→ **INFORMATION SUPPLIED**:
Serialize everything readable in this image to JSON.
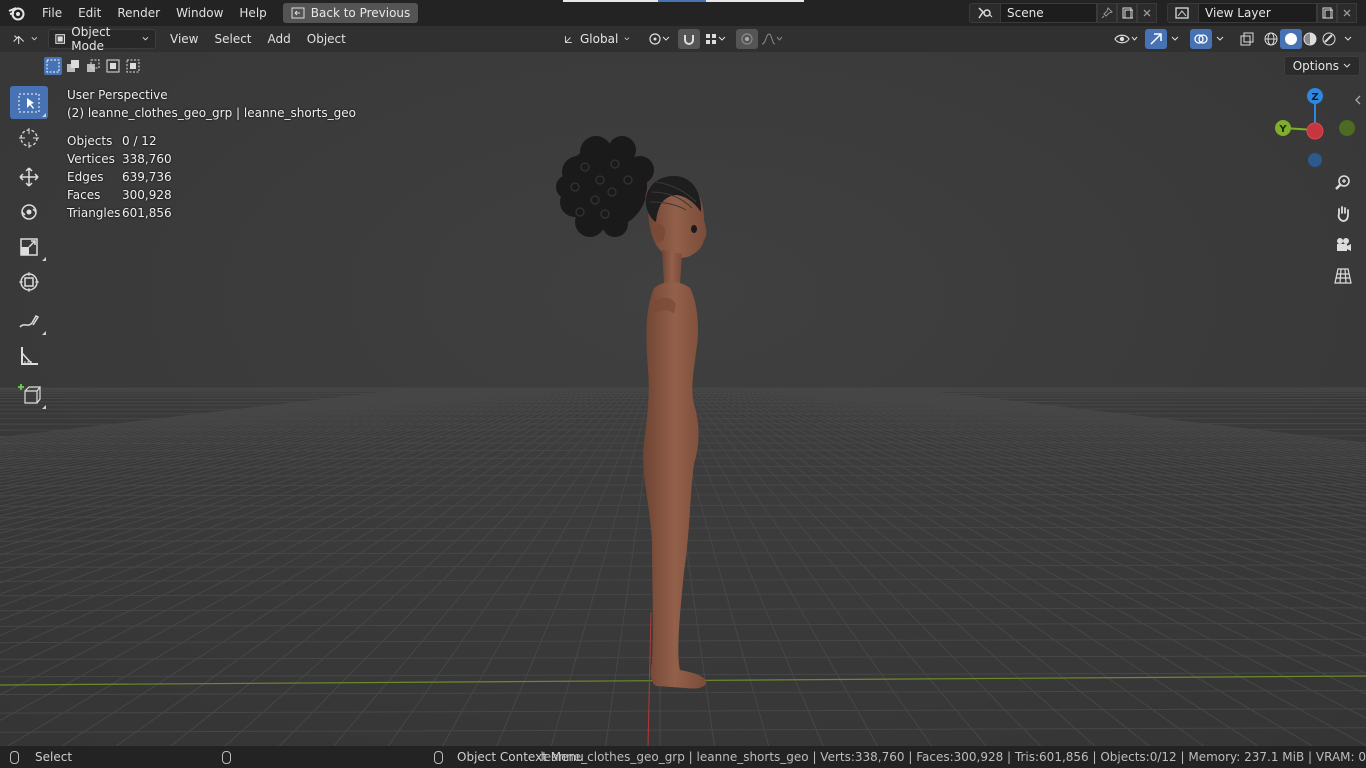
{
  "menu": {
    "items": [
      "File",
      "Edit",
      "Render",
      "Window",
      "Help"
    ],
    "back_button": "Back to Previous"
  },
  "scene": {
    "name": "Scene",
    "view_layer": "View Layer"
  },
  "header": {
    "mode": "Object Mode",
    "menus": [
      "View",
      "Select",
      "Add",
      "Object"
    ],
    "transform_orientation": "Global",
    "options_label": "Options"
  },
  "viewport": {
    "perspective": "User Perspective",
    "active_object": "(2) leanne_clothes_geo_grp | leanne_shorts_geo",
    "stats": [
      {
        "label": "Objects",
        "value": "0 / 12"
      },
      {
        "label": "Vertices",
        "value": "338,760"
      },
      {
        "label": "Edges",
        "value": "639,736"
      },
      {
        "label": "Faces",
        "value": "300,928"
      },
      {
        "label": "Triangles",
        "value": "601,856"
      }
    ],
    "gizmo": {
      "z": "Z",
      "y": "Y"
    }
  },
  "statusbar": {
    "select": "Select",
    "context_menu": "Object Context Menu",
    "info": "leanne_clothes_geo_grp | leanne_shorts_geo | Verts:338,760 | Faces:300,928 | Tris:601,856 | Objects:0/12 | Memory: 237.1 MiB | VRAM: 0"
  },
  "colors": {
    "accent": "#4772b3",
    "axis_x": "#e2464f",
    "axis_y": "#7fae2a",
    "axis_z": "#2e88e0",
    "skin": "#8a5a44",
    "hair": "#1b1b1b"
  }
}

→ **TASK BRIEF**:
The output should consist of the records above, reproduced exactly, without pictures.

→ **SOLUTION TO THIS EXERCISE**:
Serialize everything readable in this image to JSON.
{
  "menu": {
    "items": [
      "File",
      "Edit",
      "Render",
      "Window",
      "Help"
    ],
    "back_button": "Back to Previous"
  },
  "scene": {
    "name": "Scene",
    "view_layer": "View Layer"
  },
  "header": {
    "mode": "Object Mode",
    "menus": [
      "View",
      "Select",
      "Add",
      "Object"
    ],
    "transform_orientation": "Global",
    "options_label": "Options"
  },
  "viewport": {
    "perspective": "User Perspective",
    "active_object": "(2) leanne_clothes_geo_grp | leanne_shorts_geo",
    "stats": [
      {
        "label": "Objects",
        "value": "0 / 12"
      },
      {
        "label": "Vertices",
        "value": "338,760"
      },
      {
        "label": "Edges",
        "value": "639,736"
      },
      {
        "label": "Faces",
        "value": "300,928"
      },
      {
        "label": "Triangles",
        "value": "601,856"
      }
    ],
    "gizmo": {
      "z": "Z",
      "y": "Y"
    }
  },
  "statusbar": {
    "select": "Select",
    "context_menu": "Object Context Menu",
    "info": "leanne_clothes_geo_grp | leanne_shorts_geo | Verts:338,760 | Faces:300,928 | Tris:601,856 | Objects:0/12 | Memory: 237.1 MiB | VRAM: 0"
  },
  "colors": {
    "accent": "#4772b3",
    "axis_x": "#e2464f",
    "axis_y": "#7fae2a",
    "axis_z": "#2e88e0",
    "skin": "#8a5a44",
    "hair": "#1b1b1b"
  }
}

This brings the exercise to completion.